Last year, I read Jennifer Haigh's The Condition and called it my favorite book of the year. Having just finished another of her books, as early in the year as it is, this may be it.
Faith centers around the child abuse scandal in the Catholic church, specifically Boston in the 2000's when the scandal was exploding in the city. But the novel is really about the McGann family. The oldest son, Art, is a priest who stands accused of abusing a child. His family is divided in their support of him. His brother is disgusted by his mother whose trust in Art's innocence is absolute.
Worse, his sister, Sheila. "If he did it, you'd forgive him," he says to her, and she doesn't deny it.
Sheila narrates the story, assuming an omniscient viewpoint that allows her to tell it from each character's perspective, combining her knowledge of them with the versions they have told her. Faith is another portrait of a dysfunctional family, as sick as it's secrets. Sheila's awareness that by writing it all down, she'll be shattering that silence, had me checking and rechecking the book jacket to be sure this wasn't a memoir.

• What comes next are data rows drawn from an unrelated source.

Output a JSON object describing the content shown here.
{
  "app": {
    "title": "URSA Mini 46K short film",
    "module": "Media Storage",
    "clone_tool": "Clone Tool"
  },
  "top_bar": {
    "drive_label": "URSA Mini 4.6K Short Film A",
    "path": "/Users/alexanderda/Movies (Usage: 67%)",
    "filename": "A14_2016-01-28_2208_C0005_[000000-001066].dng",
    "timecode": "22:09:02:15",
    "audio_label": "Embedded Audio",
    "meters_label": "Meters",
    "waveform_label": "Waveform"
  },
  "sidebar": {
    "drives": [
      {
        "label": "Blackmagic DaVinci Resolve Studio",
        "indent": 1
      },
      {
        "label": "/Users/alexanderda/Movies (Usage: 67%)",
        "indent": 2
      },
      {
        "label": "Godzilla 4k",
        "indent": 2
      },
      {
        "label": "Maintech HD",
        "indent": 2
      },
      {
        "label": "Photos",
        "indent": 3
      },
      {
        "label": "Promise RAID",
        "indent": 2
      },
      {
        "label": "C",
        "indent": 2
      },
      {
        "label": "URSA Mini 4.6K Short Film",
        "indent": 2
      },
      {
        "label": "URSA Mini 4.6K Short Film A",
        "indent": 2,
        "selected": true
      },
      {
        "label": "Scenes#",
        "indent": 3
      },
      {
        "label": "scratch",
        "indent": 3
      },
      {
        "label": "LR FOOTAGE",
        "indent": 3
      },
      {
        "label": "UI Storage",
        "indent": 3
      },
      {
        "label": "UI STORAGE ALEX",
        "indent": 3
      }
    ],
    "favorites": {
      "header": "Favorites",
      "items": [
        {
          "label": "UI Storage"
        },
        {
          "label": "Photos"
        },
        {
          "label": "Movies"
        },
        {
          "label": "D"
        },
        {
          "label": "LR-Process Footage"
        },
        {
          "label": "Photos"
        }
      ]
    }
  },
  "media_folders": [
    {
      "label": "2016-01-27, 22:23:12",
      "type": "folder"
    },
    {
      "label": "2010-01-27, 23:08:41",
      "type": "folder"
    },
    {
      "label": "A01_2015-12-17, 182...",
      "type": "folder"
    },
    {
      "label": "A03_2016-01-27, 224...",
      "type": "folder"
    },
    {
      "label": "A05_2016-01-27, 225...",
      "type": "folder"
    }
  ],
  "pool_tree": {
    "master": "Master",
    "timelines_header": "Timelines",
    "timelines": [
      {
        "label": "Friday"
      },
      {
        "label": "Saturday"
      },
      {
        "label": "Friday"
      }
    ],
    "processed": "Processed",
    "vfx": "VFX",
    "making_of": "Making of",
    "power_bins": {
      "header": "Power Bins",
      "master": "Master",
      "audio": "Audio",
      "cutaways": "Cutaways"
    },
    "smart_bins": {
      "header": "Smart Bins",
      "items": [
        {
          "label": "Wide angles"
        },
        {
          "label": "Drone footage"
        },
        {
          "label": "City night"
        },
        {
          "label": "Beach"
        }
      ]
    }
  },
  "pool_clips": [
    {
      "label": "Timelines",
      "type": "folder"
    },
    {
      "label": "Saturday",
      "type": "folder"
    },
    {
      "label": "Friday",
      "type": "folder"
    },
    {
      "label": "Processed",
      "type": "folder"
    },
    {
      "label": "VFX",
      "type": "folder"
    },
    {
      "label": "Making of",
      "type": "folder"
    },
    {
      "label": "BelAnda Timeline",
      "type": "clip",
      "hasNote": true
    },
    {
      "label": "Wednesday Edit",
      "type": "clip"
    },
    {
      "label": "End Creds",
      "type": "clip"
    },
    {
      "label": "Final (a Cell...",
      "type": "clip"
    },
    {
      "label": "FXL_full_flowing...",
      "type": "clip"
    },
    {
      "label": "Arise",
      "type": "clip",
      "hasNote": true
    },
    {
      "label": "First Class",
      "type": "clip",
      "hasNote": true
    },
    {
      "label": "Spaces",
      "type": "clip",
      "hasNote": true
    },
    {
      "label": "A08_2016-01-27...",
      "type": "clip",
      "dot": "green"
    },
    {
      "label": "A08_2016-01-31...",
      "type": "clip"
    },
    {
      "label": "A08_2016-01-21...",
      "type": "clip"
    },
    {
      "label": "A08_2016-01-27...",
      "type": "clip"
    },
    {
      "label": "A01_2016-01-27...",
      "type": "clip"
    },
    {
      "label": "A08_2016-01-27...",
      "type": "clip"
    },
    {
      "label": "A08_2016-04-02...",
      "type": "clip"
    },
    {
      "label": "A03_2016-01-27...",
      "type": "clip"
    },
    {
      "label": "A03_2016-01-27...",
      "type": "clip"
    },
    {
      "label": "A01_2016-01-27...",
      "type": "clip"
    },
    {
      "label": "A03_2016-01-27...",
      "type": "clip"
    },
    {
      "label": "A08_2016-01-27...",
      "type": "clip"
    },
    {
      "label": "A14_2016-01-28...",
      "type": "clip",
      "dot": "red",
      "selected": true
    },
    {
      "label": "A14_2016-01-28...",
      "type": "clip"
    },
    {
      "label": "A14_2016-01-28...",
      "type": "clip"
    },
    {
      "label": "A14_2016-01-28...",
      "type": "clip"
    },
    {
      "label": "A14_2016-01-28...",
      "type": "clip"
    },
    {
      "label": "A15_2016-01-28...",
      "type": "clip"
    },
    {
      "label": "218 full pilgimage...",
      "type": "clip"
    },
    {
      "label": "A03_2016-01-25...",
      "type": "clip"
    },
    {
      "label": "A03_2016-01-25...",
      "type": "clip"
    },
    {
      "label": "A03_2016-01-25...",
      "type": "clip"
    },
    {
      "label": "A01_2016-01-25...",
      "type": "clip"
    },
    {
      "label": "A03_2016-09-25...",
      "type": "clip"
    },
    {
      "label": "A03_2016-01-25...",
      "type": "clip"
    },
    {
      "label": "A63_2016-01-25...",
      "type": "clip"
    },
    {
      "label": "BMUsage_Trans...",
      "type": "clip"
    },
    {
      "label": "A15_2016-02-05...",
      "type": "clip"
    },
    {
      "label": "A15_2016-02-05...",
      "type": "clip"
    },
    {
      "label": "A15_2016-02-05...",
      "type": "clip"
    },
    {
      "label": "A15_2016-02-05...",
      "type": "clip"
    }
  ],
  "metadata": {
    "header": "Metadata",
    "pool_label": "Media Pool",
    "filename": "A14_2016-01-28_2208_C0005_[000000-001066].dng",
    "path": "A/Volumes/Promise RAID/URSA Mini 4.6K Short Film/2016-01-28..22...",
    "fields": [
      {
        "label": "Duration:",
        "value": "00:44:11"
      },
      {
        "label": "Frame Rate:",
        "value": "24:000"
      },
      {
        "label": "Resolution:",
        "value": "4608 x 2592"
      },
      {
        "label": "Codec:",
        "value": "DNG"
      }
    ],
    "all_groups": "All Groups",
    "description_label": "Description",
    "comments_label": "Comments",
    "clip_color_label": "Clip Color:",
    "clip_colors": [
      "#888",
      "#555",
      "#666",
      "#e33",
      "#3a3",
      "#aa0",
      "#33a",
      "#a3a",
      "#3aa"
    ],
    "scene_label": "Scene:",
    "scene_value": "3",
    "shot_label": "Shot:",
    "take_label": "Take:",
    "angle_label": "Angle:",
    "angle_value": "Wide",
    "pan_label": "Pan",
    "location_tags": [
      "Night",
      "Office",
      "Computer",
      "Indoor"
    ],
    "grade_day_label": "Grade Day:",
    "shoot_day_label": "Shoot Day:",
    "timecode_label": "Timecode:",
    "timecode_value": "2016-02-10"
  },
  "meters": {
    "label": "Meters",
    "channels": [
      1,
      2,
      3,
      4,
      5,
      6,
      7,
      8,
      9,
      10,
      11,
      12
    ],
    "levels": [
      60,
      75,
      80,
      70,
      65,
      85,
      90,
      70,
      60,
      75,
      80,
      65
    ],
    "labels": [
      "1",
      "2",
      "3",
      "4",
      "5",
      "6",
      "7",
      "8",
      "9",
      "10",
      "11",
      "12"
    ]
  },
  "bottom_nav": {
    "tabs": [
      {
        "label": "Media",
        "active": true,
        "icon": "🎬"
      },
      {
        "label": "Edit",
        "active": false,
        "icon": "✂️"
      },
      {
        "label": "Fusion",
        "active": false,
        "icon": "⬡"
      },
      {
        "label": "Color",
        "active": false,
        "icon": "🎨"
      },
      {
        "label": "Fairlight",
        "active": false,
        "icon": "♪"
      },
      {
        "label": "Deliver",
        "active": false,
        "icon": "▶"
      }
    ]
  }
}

I thought I knew where the story was going, but was happy to be wrong. Haigh is an expert at depicting the complicated history and specific architecture of family. I am very glad to see she has other novels out so I don't need to wait another year.